And as far as block captain Rodriguez is concerned, she’d rather see the lots sold to someone on her block or put to some public use than to see them sold off to another absentee owner: “We want them,” she emphasizes.
What is clear is that in this city, there exists a universe of vacant and abandoned property for which the current mechanisms in place for collecting debt and turning properties over to new owners on the private market simply don’t work.
It’s the flip side of Philadelphia’s massive problem with tax delinquencies, as outlined in a recent series by PlanPhilly and the Inquirer, which pointed to the many property owners across the city who have neither paid, nor paid any consequences for not paying. This is a world of property that is, as things stand, worthless.
And it’s that very lack of value that’s been increasingly the focus of attention by some members of Council, especially Council President Darrell Clarke and 7th District Councilwoman Maria Quinones-Sanchez, both of whom have introduced various measures that they say would create value where none exists now. Clarke’s measures include “redevelopment districts” where land would be sold at discounted prices to buyers with shovel-ready development plans; Quinones-Sanchez is the prime sponsor of the bill that would create a land bank. The land bank, which would give government wide power to acquire property, forgive all debt, and then sell it off to new owners without having to go through Sherrif’s sale, is getting increasing support from a growing coalition of frustrated community groups, housing advocates, and urban farmers.

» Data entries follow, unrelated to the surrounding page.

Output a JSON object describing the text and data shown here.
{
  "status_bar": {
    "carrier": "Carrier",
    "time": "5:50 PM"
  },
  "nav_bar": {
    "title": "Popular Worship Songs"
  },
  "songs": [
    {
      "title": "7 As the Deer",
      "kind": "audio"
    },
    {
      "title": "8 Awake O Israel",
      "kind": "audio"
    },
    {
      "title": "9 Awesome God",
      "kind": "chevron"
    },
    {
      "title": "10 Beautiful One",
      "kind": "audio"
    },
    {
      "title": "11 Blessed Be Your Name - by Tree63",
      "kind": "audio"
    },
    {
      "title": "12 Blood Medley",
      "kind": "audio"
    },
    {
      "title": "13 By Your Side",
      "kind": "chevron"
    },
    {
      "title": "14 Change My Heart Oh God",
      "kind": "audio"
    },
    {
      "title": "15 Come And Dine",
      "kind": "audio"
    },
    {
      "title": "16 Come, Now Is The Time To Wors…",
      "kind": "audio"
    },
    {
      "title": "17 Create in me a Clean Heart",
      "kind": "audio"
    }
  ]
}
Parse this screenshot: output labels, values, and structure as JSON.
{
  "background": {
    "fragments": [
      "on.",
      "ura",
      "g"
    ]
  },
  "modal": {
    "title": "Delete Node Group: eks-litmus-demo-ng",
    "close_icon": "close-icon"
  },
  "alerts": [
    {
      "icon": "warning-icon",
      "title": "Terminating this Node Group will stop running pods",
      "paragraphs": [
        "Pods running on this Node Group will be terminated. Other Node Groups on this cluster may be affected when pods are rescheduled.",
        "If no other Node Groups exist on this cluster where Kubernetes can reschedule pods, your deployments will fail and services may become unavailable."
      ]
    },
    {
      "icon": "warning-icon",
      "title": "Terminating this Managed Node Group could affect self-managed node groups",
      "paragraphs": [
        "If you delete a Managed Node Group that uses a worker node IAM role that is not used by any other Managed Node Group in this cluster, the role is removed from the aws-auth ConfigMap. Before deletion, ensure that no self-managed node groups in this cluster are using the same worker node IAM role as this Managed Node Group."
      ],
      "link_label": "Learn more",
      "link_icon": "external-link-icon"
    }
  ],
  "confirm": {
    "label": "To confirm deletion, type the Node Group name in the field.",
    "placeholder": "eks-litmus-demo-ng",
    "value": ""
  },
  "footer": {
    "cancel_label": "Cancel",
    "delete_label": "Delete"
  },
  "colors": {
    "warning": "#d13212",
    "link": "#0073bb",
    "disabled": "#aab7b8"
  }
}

Cracking down on tax deadbeats sitting on valuable property is certainly part of the solution to Philly’s land problems. But it’s only one piece of the puzzle, and improving collections won’t do much to address the land (and there’s a lot of it) which has no owner to collect from, nor any prospective owner to buy it.
As the city and Council grapple with these problems, that land— which has mattered so little for so long — will matter quite a lot.